This commitment and enthusiasm for unity was thoroughly grounded and earthed in the contemplative dimension of her vocation. This was very much reflected in the ready way in which she offered to assist Fr Roland Walls in replying to the overwhelming response he had received after giving a radio talk on the theme of turning loneliness into solitude—reminiscent, of course, of Henri Nouwen turning ‘the desert of loneliness into the garden of solitude.’ Each year and for many years she would write up to 45 letters a year, letters which morphed eventually into articles for the Tufton Press, the Church Observer, and New Directions.

And as if all this was not enough, in 1972 she was appointed Novice Mistress and for a few years had the task of running the kitchen, which given that her mother had never taught her any household skills made for some very interesting meals—maybe the first time that the Community had ever even heard of, let alone eaten, her version of Liverpool Scouse!

Given that for some time Sister had been feeling drawn more and more into a life of greater prayer, solitude and silence, the move to Rempstone in 1979 gave her the opportunity to test her vocation as a hermit at Crawley Down. She was granted leave to do so for a period of three months, but given the needs of the Community at Rempstone at that time she was asked to return at the end of the three-month period. This was one of the most difficult periods of Community life for Sister: on the one hand she had the feeling of being called by God to an ever deeper life of silence and contemplation, but could the very same God be making it impossible for her to fulfil such a vocation? Her troubles were exacerbated by the then Reverend Mother with whom she already had a difficult relationship and whom she felt simply did not understand her. And truth be told, she certainly did not!

In spite of such conflicts and challenges, Sister’s life in the Community continued to bear fruit and to further demonstrate her wider interests. She gave a paper in Westminster Cathedral Hall on the concept of the Invisible Monastery in 2003, the 50th anniversary of the death of the Abbé Paul Couturier, and in the same year a paper on William Blake to the Traherne Society.

Following the legislation allowing the ordination of women as priests in 1992, Sister, with a number of Religious from other Communities, joined RooT (Religious of Orthodox Tradition) a group to give moral support to those who did not or could not accept women as priests. In this context she became a member of the council of Forward in Faith, also extending her contacts with the Nordic Catholic Church. Even in those circumstances where Communion has been impaired, even broken, she would strongly maintain we are each and every one of us baptized into the death and resurrection of the one Lord and Saviour Jesus Christ. In the words of our second reading this morning, nothing can ever separate us—what ever our ecclesial belonging, or none—from the love of God in Christ Jesus. There is nothing shrill or belligerent here, but steeped in the contemplation of the triune godhead she continued faithfully in her writing, her prayer and her commitment to the faith of the Universal Church.
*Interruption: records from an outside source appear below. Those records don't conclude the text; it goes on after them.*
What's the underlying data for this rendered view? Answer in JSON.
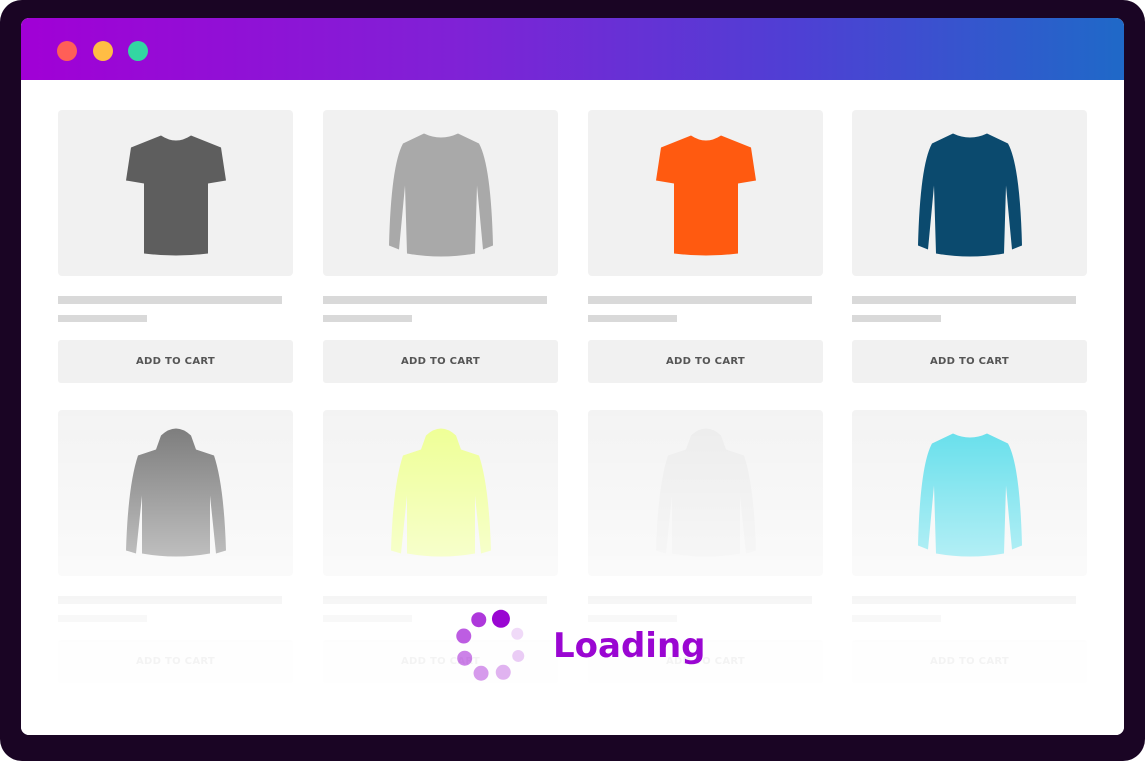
{
  "window": {
    "controls": [
      {
        "name": "close",
        "color": "#ff5f57"
      },
      {
        "name": "minimize",
        "color": "#ffbd44"
      },
      {
        "name": "maximize",
        "color": "#33d6a2"
      }
    ]
  },
  "products": [
    {
      "kind": "tshirt",
      "color": "#5e5e5e",
      "button": "ADD TO CART"
    },
    {
      "kind": "sweater",
      "color": "#a9a9a9",
      "button": "ADD TO CART"
    },
    {
      "kind": "tshirt",
      "color": "#ff5a10",
      "button": "ADD TO CART"
    },
    {
      "kind": "sweater",
      "color": "#0b4a6e",
      "button": "ADD TO CART"
    },
    {
      "kind": "hoodie",
      "color": "#5a5a5a",
      "button": "ADD TO CART"
    },
    {
      "kind": "hoodie",
      "color": "#eaff7a",
      "button": "ADD TO CART"
    },
    {
      "kind": "hoodie",
      "color": "#e8e8e8",
      "button": "ADD TO CART"
    },
    {
      "kind": "sweater",
      "color": "#3cd6e6",
      "button": "ADD TO CART"
    }
  ],
  "loader": {
    "text": "Loading",
    "color": "#9a06d2",
    "icon": "spinner-dots-icon"
  }
}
Bishop David Hope is the former Archbishop of York. He is visitor to the Community of the Holy Cross. This homily was preached at Sister Mary’s Michael’s Requiem on 18 July 2018.